Mexico suffered years of gas shortages as US pipeline capacity failed to keep up with its growing industrial demand for gas, and as state energy firm Pemex focused on more profitable oil production. However, the country’s constitution was rewritten in 2013 to allow private investment in its oil and gas sector for the first time in eight decades, paving the way for US firms to provide more energy to its southern neighbor.

Mexico is investing nearly $8 B to expand its 5,500-mi natural gas pipeline system, focusing on central and northern industrial cities (Fig. 1). The majority of this network will be filled by natural gas produced from US shale plays, primarily in southern Texas and in the Eagle Ford shale.

Fig. 1. Existing and planned gas pipeline routes and compression stations in Mexico.

Two major cross-border pipeline projects have been announced in the last two years. These projects have prompted Mexico to abandon plans to build nuclear power stations and to instead construct new combined-cycle power stations.

ONEOK–Fermaca. ONEOK Partners LP has an equal JV with a subsidiary of Fermaca Infrastructure BV to construct a pipeline that would transport gas from West Texas to Mexico. The gas from the Waha gas hub in the Permian basin would supply fuel to power plants in southern Chihuahua, Mexico.

The Roadrunner gas transmission pipeline project extends west from ONEOK Partners’ ONEOK WesTex transmission natural gas pipeline system at Coyanosa, Texas to a new international border-crossing connection at the US and Mexico border near San Isidro, Texas. Here, the pipeline will connect with Fermaca’s Tarahumara gas pipeline.

The project, to be constructed in three phases from 2016–2019, includes approximately 200 mi of pipeline designed to transport up to 640 MMcfd of natural gas, with up to 570 MMcfd of the gas to be transported to Mexico’s growing markets.

The first phase of the pipeline project, which will add 170 MMcfd of capacity, is expected to be completed by the first quarter of 2016. The second phase, which will increase the pipeline’s available capacity to 570 MMcfd, is expected to be completed in the first quarter of 2017. The project’s third and final phase is anticipated to be complete in 2019, and will increase the pipeline’s available capacity to 640 MMcfd.

ONEOK Partners will manage the project construction and will operate the pipeline after it is completed. The project cost is estimated at $500 MM.

Pemex–First Reserve–BlackRock. Pemex signed a $900-MM deal in March with US investment firms BlackRock and First Reserve (Fig. 2) to commence work on the second phase of the 462-mi Los Ramones II pipeline. The deal gave BlackRock and First Reserve a collective 45% stake in the project.

The Los Ramones II pipeline project will encompass two sections from northern to central Mexico and have a gas transport capacity of 1.4 Bcfd, all of which has been contracted by Pemex under a 25-year agreement. Construction of the project began in 2014, and completion is expected in 2016.

Gas: A bright spot in Pemex’s future.
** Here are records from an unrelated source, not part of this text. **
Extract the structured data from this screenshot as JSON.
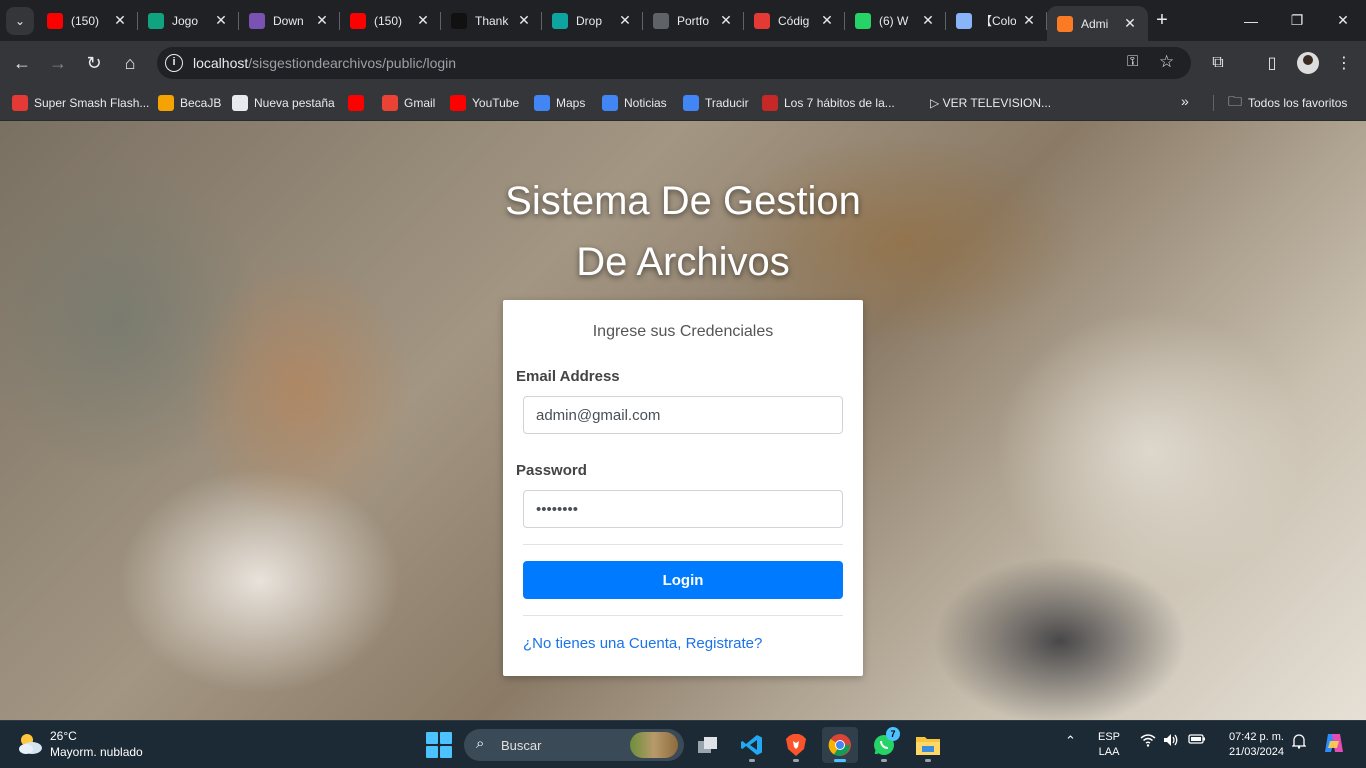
{
  "browser": {
    "tabs": [
      {
        "title": "(150)",
        "icon": "youtube-icon",
        "color": "#ff0000"
      },
      {
        "title": "Jogo",
        "icon": "chatgpt-icon",
        "color": "#10a37f"
      },
      {
        "title": "Down",
        "icon": "bootstrap-icon",
        "color": "#7952b3"
      },
      {
        "title": "(150)",
        "icon": "youtube-icon",
        "color": "#ff0000"
      },
      {
        "title": "Thank",
        "icon": "app-icon",
        "color": "#111111"
      },
      {
        "title": "Drop",
        "icon": "diamond-icon",
        "color": "#0ea5a0"
      },
      {
        "title": "Portfo",
        "icon": "globe-icon",
        "color": "#5f6368"
      },
      {
        "title": "Códig",
        "icon": "record-icon",
        "color": "#e53935"
      },
      {
        "title": "(6) W",
        "icon": "whatsapp-icon",
        "color": "#25d366"
      },
      {
        "title": "【Colo",
        "icon": "globe-icon",
        "color": "#8ab4f8"
      },
      {
        "title": "Admi",
        "icon": "xampp-icon",
        "color": "#fb7a24",
        "active": true
      }
    ],
    "url_host": "localhost",
    "url_path": "/sisgestiondearchivos/public/login",
    "bookmarks": [
      {
        "label": "Super Smash Flash...",
        "icon": "smash-icon",
        "color": "#e53935"
      },
      {
        "label": "BecaJB",
        "icon": "becajb-icon",
        "color": "#f4a300"
      },
      {
        "label": "Nueva pestaña",
        "icon": "globe-icon",
        "color": "#e8eaed"
      },
      {
        "label": "",
        "icon": "youtube-icon",
        "color": "#ff0000"
      },
      {
        "label": "Gmail",
        "icon": "gmail-icon",
        "color": "#ea4335"
      },
      {
        "label": "YouTube",
        "icon": "youtube-icon",
        "color": "#ff0000"
      },
      {
        "label": "Maps",
        "icon": "google-icon",
        "color": "#4285f4"
      },
      {
        "label": "Noticias",
        "icon": "news-icon",
        "color": "#4285f4"
      },
      {
        "label": "Traducir",
        "icon": "translate-icon",
        "color": "#4285f4"
      },
      {
        "label": "Los 7 hábitos de la...",
        "icon": "pdf-icon",
        "color": "#c62828"
      },
      {
        "label": "▷ VER TELEVISION...",
        "icon": "",
        "color": ""
      }
    ],
    "all_bookmarks": "Todos los favoritos"
  },
  "page": {
    "title_line1": "Sistema De Gestion",
    "title_line2": "De Archivos",
    "subtitle": "Ingrese sus Credenciales",
    "email_label": "Email Address",
    "email_value": "admin@gmail.com",
    "password_label": "Password",
    "password_value": "••••••••",
    "login_button": "Login",
    "register_link": "¿No tienes una Cuenta, Registrate?",
    "accent_color": "#007bff"
  },
  "taskbar": {
    "temperature": "26°C",
    "weather": "Mayorm. nublado",
    "search_placeholder": "Buscar",
    "whatsapp_badge": "7",
    "lang_line1": "ESP",
    "lang_line2": "LAA",
    "time": "07:42 p. m.",
    "date": "21/03/2024"
  }
}
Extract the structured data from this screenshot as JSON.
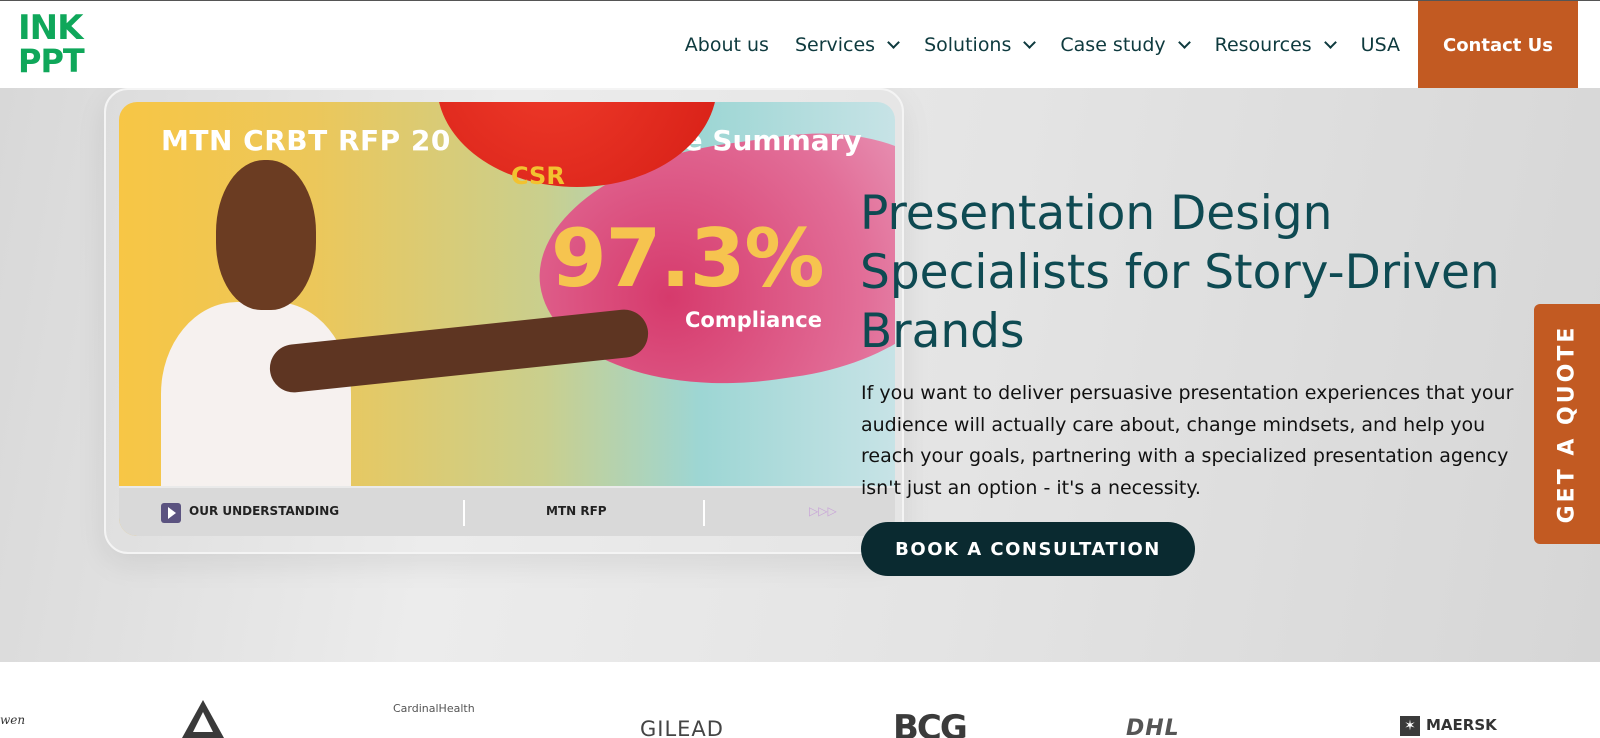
{
  "brand": {
    "logo_line1": "INK",
    "logo_line2": "PPT"
  },
  "nav": {
    "items": [
      {
        "label": "About us"
      },
      {
        "label": "Services"
      },
      {
        "label": "Solutions"
      },
      {
        "label": "Case study"
      },
      {
        "label": "Resources"
      },
      {
        "label": "USA"
      }
    ],
    "contact_label": "Contact Us"
  },
  "hero": {
    "heading": "Presentation Design Specialists for Story-Driven Brands",
    "description": "If you want to deliver persuasive presentation experiences that your audience will actually care about, change mindsets, and help you reach your goals, partnering with a specialized presentation agency isn't just an option - it's a necessity.",
    "cta_label": "BOOK A CONSULTATION",
    "slide": {
      "title_left": "MTN CRBT RFP 20",
      "title_right": "ce Summary",
      "csr": "CSR",
      "percent": "97.3%",
      "compliance": "Compliance",
      "footer_left": "OUR UNDERSTANDING",
      "footer_mid": "MTN RFP"
    }
  },
  "quote_tab": {
    "label": "GET A QUOTE"
  },
  "client_logos": {
    "ween": "wen",
    "cardinal": "CardinalHealth",
    "gilead": "GILEAD",
    "bcg": "BCG",
    "dhl": "DHL",
    "maersk": "MAERSK"
  },
  "colors": {
    "brand_green": "#0fa75a",
    "accent_orange": "#c25a22",
    "heading_teal": "#0e4a52",
    "cta_dark": "#0a2a30"
  }
}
The pipeline investments come at a critical time for Pemex, which cut its budget for 2015 by approximately $4 B due to the drop in crude oil prices.

However, the cross-border gas pipeline projects, funded by private equity and slated to bring over 2 Bcfd of US shale gas to Mexico’s power-generation sector, should help keep the lights on in Mexican homes and brighten the country’s energy economy for decades to come.

Source: Gas Processing -